Serpentine Pavilion 2015 Designed By Selgascano

The Serpentine Gallery unveiled its 15th annual summer pavilion on 22 June brining a touch of Glastonbury to Kensington Gardens in the form of a giant multi-coloured tent.

Spanish architects Selgascano have created a chrysalis of opaque and translucent plastic polygons – complete with four entrances and “secret” corridors – which will host a daytime café and special events for the summer. José Selgas and his wife Lucia Cano have said that they were conscious of the 15th anniversary of the pioneering scheme which has each year invited top-class architects including Frank Gehry, Rem Koolhaas and Oscar Niemeyer to make a temporary pavilion for the gallery in the park. They also took inspiration from the people who will use the space, where Fortnum and Mason will run a daily café, and hoped people will use it “in their best mood”.

The Serpentine Pavilion is located in the heart of the Royal Park of Kensington Gardens in central London.

 Serpentine Pavilion_Selgascano

Serpentine Pavilion 2015 Designed By Selgascano. Photo: © Iwan Baan via Serpentine Galleries.

Serpentine Pavilion - Selgascano

Serpentine Pavilion 2015 Designed By Selgascano. Photo: © Iwan Baan via Serpentine Galleries.

Serpentine Pavilion - Selgascano

Serpentine Pavilion 2015 Designed By Selgascano. Photo: © Iwan Baan via Serpentine Galleries.

Leave a Reply

Your email address will not be published. Required fields are marked *

You may also like

Kew Garden News: New Waterlily Species Found

A new waterlily species has been found on a plant-hunting expedition in a remote spot in Kimberley, Western Australia. As plant-hunter Carlos Magdalena investigated the waterlily, it became clear this was not the first time the species has been encountered by Kew Garden experts. 

Read more

William Blake In London - Largest Exhibition Opens at Tate Britain

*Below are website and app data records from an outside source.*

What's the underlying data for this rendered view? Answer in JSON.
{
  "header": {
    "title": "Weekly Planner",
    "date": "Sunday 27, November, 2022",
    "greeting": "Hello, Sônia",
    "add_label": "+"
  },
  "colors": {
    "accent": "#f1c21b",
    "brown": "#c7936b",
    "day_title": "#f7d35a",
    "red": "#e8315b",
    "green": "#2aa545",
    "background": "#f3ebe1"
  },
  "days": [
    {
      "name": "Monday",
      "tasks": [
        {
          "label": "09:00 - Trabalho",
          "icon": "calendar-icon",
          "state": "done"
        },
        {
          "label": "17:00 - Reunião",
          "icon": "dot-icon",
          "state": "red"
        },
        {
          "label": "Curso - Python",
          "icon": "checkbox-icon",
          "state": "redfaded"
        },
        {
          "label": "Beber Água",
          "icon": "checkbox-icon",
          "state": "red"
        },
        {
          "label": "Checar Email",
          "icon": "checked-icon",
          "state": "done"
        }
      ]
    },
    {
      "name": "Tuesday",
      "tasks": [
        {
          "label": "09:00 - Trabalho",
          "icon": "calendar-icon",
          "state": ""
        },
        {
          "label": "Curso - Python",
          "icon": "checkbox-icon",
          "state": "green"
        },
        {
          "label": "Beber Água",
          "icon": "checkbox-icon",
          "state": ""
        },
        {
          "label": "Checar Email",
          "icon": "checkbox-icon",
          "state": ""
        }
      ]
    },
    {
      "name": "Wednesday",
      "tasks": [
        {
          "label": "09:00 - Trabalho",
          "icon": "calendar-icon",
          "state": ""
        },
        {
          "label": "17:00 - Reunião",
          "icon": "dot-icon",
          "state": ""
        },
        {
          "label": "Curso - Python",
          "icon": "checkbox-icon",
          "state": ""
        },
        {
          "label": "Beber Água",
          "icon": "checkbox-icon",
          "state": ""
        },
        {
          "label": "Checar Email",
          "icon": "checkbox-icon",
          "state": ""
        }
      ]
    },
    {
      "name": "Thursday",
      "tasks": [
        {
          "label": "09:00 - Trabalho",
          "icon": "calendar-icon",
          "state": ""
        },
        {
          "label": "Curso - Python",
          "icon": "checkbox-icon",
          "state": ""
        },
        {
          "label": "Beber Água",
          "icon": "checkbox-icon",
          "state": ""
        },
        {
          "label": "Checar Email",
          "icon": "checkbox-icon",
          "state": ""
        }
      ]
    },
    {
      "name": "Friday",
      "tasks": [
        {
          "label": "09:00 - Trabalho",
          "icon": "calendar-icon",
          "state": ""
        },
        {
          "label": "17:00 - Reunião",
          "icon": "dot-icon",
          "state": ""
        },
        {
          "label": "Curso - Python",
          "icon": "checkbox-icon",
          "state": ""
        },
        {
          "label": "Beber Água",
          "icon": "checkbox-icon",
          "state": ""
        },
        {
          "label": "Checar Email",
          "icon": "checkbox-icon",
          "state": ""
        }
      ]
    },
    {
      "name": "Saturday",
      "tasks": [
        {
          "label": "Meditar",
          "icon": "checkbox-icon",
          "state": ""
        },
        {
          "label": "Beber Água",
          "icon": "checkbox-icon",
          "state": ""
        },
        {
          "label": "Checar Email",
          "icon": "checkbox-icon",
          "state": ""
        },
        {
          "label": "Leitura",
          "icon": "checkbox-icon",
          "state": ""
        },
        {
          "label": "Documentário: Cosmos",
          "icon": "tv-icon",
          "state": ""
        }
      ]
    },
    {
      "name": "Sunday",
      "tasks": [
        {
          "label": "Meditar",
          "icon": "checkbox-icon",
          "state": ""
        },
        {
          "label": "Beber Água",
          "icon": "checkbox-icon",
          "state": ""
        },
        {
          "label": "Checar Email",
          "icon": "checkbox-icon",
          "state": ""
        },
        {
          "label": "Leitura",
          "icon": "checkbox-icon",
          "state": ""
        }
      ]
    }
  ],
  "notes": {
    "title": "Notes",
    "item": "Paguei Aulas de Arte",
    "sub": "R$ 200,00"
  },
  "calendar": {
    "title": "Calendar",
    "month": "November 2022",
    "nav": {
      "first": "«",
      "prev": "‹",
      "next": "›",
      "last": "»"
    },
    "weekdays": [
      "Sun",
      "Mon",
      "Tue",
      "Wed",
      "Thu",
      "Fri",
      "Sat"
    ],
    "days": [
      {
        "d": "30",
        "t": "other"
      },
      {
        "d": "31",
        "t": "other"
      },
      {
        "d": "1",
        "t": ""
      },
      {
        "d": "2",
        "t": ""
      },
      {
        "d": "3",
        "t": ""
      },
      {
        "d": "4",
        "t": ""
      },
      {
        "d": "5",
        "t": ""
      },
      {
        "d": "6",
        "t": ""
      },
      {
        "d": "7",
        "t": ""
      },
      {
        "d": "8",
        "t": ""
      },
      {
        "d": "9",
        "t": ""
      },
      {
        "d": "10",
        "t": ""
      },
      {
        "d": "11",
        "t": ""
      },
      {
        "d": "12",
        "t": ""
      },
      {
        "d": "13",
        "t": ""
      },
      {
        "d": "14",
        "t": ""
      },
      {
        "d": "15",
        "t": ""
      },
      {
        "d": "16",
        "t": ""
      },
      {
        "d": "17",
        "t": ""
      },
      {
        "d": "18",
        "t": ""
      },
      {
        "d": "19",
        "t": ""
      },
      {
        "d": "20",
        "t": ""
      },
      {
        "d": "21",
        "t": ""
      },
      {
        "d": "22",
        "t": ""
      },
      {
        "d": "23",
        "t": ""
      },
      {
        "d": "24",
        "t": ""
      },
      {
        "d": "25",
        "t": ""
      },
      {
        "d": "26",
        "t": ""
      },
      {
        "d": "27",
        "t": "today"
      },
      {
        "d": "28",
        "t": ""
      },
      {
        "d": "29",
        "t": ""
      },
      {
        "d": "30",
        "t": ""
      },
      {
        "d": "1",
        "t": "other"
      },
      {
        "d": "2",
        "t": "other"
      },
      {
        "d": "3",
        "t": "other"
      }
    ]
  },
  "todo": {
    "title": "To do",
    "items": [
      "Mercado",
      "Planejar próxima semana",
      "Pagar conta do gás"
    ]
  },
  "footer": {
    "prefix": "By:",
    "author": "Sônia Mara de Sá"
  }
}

A phrase which many Blue Badge Tourist Guides use, particularly when taking people outside London, is ‘England’s green and pleasant land.’ It comes from William Blake’s famous poem Jerusalem which is often sung as a hymn on patriotic occasions, most recently at the Last Night of the Proms, the series of classical music concerts held every summer at the Royal Albert Hall.

Read more